:: Source information ::

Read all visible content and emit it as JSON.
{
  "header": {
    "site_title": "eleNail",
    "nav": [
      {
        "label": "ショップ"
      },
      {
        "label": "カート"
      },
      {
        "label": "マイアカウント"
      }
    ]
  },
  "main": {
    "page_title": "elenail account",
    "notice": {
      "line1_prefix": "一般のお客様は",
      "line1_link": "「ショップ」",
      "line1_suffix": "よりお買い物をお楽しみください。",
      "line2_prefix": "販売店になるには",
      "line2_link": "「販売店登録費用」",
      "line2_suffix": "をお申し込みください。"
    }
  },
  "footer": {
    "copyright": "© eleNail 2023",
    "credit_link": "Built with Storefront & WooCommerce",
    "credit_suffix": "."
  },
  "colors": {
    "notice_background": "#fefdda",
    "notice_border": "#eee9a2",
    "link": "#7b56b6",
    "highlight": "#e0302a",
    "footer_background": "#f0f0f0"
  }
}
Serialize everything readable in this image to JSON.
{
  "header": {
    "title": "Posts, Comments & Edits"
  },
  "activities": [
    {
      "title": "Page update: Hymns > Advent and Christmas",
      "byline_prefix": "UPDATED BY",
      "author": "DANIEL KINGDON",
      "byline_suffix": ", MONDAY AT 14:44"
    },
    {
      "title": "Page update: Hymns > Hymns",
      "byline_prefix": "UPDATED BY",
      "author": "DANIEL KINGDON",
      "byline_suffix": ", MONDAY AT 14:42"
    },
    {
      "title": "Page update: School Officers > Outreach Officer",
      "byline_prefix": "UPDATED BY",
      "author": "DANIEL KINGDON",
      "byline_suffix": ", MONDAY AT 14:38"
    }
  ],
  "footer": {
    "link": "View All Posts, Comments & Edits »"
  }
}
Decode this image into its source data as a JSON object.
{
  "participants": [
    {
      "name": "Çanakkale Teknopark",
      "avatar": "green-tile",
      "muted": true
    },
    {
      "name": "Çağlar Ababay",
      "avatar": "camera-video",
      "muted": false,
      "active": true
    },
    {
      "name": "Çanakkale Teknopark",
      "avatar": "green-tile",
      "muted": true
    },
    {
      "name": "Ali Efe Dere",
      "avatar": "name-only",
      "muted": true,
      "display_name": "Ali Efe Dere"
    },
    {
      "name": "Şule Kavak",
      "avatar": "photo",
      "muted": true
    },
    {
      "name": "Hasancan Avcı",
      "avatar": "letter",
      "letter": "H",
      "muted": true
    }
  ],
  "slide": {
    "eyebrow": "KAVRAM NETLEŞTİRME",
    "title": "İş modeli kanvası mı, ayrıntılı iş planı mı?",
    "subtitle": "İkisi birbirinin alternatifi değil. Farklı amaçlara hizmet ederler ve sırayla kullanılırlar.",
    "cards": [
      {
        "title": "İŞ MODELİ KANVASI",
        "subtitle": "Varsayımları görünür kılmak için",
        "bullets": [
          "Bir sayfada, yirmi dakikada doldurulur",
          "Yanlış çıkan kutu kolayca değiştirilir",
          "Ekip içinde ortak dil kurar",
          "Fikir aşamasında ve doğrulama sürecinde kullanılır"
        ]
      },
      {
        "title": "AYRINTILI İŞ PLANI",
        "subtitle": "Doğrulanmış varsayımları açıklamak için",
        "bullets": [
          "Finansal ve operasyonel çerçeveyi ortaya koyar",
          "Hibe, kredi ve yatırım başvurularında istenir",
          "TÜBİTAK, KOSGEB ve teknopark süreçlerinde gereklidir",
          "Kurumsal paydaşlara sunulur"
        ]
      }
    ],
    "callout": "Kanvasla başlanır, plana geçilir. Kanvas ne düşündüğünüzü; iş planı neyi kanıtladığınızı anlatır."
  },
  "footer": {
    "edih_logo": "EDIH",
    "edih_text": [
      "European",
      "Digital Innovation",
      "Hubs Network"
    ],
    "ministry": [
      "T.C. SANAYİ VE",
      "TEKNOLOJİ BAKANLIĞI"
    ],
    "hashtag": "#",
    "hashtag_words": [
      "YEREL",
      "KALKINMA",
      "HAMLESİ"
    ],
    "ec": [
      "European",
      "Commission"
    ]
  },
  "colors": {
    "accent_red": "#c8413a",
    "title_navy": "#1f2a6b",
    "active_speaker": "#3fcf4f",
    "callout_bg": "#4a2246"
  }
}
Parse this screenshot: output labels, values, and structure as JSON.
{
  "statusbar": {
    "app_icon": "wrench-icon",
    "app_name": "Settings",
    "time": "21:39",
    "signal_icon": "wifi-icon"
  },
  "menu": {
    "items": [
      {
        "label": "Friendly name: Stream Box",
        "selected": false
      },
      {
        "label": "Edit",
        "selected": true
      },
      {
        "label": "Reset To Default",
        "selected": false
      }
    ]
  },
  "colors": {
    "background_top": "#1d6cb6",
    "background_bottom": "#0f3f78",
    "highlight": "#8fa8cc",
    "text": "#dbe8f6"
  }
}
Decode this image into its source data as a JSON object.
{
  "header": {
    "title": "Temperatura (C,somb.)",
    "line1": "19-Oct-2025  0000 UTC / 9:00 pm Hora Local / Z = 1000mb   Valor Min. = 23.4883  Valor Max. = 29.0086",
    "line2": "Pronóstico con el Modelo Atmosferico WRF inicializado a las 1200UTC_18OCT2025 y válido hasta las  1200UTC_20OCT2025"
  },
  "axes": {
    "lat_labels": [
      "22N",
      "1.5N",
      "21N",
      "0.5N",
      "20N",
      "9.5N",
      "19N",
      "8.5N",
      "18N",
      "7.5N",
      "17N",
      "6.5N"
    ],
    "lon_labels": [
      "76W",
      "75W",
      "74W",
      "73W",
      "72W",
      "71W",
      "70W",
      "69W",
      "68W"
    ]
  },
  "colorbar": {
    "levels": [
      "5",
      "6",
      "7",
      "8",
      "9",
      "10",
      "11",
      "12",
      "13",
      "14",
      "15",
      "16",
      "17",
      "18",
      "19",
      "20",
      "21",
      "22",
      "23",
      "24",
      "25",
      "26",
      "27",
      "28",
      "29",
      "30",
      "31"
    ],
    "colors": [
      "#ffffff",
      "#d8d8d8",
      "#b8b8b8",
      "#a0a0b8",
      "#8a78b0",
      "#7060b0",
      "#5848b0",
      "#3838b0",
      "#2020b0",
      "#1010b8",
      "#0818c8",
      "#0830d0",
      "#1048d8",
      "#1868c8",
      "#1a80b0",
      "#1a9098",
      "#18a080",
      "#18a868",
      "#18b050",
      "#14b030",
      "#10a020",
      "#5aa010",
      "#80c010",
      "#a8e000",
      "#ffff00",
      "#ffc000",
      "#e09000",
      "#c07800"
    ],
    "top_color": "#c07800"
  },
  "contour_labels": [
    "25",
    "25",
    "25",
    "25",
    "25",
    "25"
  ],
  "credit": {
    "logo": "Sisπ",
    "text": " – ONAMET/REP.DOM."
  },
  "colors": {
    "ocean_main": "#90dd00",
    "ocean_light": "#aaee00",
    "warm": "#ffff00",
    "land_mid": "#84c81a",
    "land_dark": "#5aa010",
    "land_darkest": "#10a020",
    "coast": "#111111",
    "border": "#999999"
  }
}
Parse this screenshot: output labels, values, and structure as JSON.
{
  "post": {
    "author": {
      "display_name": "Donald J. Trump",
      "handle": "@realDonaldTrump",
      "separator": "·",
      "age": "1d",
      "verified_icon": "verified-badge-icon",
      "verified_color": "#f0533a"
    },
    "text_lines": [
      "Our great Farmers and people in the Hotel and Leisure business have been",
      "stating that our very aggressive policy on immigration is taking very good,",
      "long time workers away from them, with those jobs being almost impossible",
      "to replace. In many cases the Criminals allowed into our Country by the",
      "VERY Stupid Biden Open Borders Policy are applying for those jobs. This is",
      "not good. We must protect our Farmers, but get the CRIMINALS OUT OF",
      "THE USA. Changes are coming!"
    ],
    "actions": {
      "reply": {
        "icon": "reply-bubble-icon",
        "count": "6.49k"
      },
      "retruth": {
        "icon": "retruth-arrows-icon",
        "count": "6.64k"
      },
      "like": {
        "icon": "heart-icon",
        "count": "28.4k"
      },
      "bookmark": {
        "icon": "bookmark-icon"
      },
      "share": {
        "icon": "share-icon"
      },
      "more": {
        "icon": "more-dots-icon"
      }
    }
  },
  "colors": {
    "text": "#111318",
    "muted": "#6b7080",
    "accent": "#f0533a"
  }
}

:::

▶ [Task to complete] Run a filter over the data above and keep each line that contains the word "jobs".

▶ [Completed exercise]
      "long time workers away from them, with those jobs being almost impossible",
      "VERY Stupid Biden Open Borders Policy are applying for those jobs. This is",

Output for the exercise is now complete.